» **TASK TO COMPLETE**
Each record is to be reproduced verbatim.

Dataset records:
—————
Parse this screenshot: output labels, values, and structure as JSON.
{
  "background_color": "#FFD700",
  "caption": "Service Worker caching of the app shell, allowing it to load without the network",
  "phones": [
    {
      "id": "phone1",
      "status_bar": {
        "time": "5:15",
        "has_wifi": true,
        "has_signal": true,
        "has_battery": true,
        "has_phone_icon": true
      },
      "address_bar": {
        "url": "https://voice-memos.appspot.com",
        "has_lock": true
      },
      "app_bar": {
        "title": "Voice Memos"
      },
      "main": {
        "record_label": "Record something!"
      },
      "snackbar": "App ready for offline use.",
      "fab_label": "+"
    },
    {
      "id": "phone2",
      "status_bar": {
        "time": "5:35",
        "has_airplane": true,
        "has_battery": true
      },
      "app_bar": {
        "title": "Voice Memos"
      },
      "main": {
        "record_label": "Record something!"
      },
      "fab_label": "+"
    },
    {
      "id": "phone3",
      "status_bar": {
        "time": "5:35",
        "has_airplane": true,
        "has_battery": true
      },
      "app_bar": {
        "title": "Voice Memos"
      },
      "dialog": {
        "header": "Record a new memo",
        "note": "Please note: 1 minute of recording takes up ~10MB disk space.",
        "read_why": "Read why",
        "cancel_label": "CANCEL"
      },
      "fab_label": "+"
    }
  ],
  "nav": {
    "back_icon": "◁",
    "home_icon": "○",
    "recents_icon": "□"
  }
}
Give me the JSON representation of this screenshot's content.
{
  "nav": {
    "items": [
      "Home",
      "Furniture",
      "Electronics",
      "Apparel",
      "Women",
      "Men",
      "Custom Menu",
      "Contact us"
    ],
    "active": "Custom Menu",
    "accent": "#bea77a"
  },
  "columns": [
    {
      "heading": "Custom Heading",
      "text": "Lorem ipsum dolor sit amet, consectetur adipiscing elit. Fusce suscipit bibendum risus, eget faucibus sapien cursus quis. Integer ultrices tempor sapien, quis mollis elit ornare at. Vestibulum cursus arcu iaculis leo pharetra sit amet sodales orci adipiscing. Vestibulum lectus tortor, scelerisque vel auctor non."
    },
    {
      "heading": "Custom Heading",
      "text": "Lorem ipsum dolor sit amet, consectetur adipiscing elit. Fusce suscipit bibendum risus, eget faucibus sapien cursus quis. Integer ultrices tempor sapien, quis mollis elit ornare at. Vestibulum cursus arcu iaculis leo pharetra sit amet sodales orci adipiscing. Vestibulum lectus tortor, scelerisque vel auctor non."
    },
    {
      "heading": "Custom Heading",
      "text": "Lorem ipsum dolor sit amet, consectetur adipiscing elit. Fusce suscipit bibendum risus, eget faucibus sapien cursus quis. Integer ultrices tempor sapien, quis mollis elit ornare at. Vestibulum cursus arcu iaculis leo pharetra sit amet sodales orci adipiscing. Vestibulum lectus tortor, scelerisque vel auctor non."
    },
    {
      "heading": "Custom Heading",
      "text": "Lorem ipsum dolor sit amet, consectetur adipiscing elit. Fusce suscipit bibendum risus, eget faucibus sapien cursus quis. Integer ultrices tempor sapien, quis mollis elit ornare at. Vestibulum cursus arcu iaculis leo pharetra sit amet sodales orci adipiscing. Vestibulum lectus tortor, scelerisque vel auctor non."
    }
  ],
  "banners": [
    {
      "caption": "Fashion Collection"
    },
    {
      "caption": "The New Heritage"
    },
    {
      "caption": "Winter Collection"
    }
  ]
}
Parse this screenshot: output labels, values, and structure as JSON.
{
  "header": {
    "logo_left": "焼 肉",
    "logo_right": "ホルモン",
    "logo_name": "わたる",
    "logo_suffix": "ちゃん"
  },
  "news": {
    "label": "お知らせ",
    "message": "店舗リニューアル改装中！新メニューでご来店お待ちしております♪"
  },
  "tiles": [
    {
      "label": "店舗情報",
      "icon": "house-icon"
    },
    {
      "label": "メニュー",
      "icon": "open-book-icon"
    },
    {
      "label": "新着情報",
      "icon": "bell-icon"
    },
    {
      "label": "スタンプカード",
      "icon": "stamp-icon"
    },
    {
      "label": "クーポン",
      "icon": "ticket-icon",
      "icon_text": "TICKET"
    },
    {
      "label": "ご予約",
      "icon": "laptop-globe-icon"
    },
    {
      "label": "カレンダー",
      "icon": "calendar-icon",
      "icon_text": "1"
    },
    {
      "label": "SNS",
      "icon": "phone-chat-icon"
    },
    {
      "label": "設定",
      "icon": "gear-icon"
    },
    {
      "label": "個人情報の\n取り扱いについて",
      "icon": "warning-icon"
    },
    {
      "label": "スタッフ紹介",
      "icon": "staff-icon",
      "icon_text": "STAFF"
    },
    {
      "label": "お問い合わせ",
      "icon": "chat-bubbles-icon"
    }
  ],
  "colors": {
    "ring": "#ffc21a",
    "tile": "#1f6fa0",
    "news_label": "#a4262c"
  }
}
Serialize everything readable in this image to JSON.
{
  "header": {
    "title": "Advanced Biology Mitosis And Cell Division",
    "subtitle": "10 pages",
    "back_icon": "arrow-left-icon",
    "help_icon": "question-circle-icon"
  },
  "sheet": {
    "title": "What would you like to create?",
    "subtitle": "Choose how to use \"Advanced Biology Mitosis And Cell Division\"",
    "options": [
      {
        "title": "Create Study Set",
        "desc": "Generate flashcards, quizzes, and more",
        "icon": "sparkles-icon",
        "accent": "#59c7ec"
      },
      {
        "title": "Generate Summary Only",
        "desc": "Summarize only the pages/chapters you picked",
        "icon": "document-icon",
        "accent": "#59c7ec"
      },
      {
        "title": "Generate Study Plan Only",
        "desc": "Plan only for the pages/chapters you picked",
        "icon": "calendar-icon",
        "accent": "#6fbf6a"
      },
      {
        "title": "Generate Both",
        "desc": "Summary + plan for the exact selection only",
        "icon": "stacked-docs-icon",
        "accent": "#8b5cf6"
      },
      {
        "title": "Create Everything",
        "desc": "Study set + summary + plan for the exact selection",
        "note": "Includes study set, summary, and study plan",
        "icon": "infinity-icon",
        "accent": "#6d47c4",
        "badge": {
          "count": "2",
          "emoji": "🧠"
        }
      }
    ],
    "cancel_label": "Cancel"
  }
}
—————
» **FINAL ANSWER**
Parse this screenshot: output labels, values, and structure as JSON.
{
  "background_color": "#FFD700",
  "caption": "Service Worker caching of the app shell, allowing it to load without the network",
  "phones": [
    {
      "id": "phone1",
      "status_bar": {
        "time": "5:15",
        "has_wifi": true,
        "has_signal": true,
        "has_battery": true,
        "has_phone_icon": true
      },
      "address_bar": {
        "url": "https://voice-memos.appspot.com",
        "has_lock": true
      },
      "app_bar": {
        "title": "Voice Memos"
      },
      "main": {
        "record_label": "Record something!"
      },
      "snackbar": "App ready for offline use.",
      "fab_label": "+"
    },
    {
      "id": "phone2",
      "status_bar": {
        "time": "5:35",
        "has_airplane": true,
        "has_battery": true
      },
      "app_bar": {
        "title": "Voice Memos"
      },
      "main": {
        "record_label": "Record something!"
      },
      "fab_label": "+"
    },
    {
      "id": "phone3",
      "status_bar": {
        "time": "5:35",
        "has_airplane": true,
        "has_battery": true
      },
      "app_bar": {
        "title": "Voice Memos"
      },
      "dialog": {
        "header": "Record a new memo",
        "note": "Please note: 1 minute of recording takes up ~10MB disk space.",
        "read_why": "Read why",
        "cancel_label": "CANCEL"
      },
      "fab_label": "+"
    }
  ],
  "nav": {
    "back_icon": "◁",
    "home_icon": "○",
    "recents_icon": "□"
  }
}
Give me the JSON representation of this screenshot's content.
{
  "nav": {
    "items": [
      "Home",
      "Furniture",
      "Electronics",
      "Apparel",
      "Women",
      "Men",
      "Custom Menu",
      "Contact us"
    ],
    "active": "Custom Menu",
    "accent": "#bea77a"
  },
  "columns": [
    {
      "heading": "Custom Heading",
      "text": "Lorem ipsum dolor sit amet, consectetur adipiscing elit. Fusce suscipit bibendum risus, eget faucibus sapien cursus quis. Integer ultrices tempor sapien, quis mollis elit ornare at. Vestibulum cursus arcu iaculis leo pharetra sit amet sodales orci adipiscing. Vestibulum lectus tortor, scelerisque vel auctor non."
    },
    {
      "heading": "Custom Heading",
      "text": "Lorem ipsum dolor sit amet, consectetur adipiscing elit. Fusce suscipit bibendum risus, eget faucibus sapien cursus quis. Integer ultrices tempor sapien, quis mollis elit ornare at. Vestibulum cursus arcu iaculis leo pharetra sit amet sodales orci adipiscing. Vestibulum lectus tortor, scelerisque vel auctor non."
    },
    {
      "heading": "Custom Heading",
      "text": "Lorem ipsum dolor sit amet, consectetur adipiscing elit. Fusce suscipit bibendum risus, eget faucibus sapien cursus quis. Integer ultrices tempor sapien, quis mollis elit ornare at. Vestibulum cursus arcu iaculis leo pharetra sit amet sodales orci adipiscing. Vestibulum lectus tortor, scelerisque vel auctor non."
    },
    {
      "heading": "Custom Heading",
      "text": "Lorem ipsum dolor sit amet, consectetur adipiscing elit. Fusce suscipit bibendum risus, eget faucibus sapien cursus quis. Integer ultrices tempor sapien, quis mollis elit ornare at. Vestibulum cursus arcu iaculis leo pharetra sit amet sodales orci adipiscing. Vestibulum lectus tortor, scelerisque vel auctor non."
    }
  ],
  "banners": [
    {
      "caption": "Fashion Collection"
    },
    {
      "caption": "The New Heritage"
    },
    {
      "caption": "Winter Collection"
    }
  ]
}
Parse this screenshot: output labels, values, and structure as JSON.
{
  "header": {
    "logo_left": "焼 肉",
    "logo_right": "ホルモン",
    "logo_name": "わたる",
    "logo_suffix": "ちゃん"
  },
  "news": {
    "label": "お知らせ",
    "message": "店舗リニューアル改装中！新メニューでご来店お待ちしております♪"
  },
  "tiles": [
    {
      "label": "店舗情報",
      "icon": "house-icon"
    },
    {
      "label": "メニュー",
      "icon": "open-book-icon"
    },
    {
      "label": "新着情報",
      "icon": "bell-icon"
    },
    {
      "label": "スタンプカード",
      "icon": "stamp-icon"
    },
    {
      "label": "クーポン",
      "icon": "ticket-icon",
      "icon_text": "TICKET"
    },
    {
      "label": "ご予約",
      "icon": "laptop-globe-icon"
    },
    {
      "label": "カレンダー",
      "icon": "calendar-icon",
      "icon_text": "1"
    },
    {
      "label": "SNS",
      "icon": "phone-chat-icon"
    },
    {
      "label": "設定",
      "icon": "gear-icon"
    },
    {
      "label": "個人情報の\n取り扱いについて",
      "icon": "warning-icon"
    },
    {
      "label": "スタッフ紹介",
      "icon": "staff-icon",
      "icon_text": "STAFF"
    },
    {
      "label": "お問い合わせ",
      "icon": "chat-bubbles-icon"
    }
  ],
  "colors": {
    "ring": "#ffc21a",
    "tile": "#1f6fa0",
    "news_label": "#a4262c"
  }
}
Serialize everything readable in this image to JSON.
{
  "header": {
    "title": "Advanced Biology Mitosis And Cell Division",
    "subtitle": "10 pages",
    "back_icon": "arrow-left-icon",
    "help_icon": "question-circle-icon"
  },
  "sheet": {
    "title": "What would you like to create?",
    "subtitle": "Choose how to use \"Advanced Biology Mitosis And Cell Division\"",
    "options": [
      {
        "title": "Create Study Set",
        "desc": "Generate flashcards, quizzes, and more",
        "icon": "sparkles-icon",
        "accent": "#59c7ec"
      },
      {
        "title": "Generate Summary Only",
        "desc": "Summarize only the pages/chapters you picked",
        "icon": "document-icon",
        "accent": "#59c7ec"
      },
      {
        "title": "Generate Study Plan Only",
        "desc": "Plan only for the pages/chapters you picked",
        "icon": "calendar-icon",
        "accent": "#6fbf6a"
      },
      {
        "title": "Generate Both",
        "desc": "Summary + plan for the exact selection only",
        "icon": "stacked-docs-icon",
        "accent": "#8b5cf6"
      },
      {
        "title": "Create Everything",
        "desc": "Study set + summary + plan for the exact selection",
        "note": "Includes study set, summary, and study plan",
        "icon": "infinity-icon",
        "accent": "#6d47c4",
        "badge": {
          "count": "2",
          "emoji": "🧠"
        }
      }
    ],
    "cancel_label": "Cancel"
  }
}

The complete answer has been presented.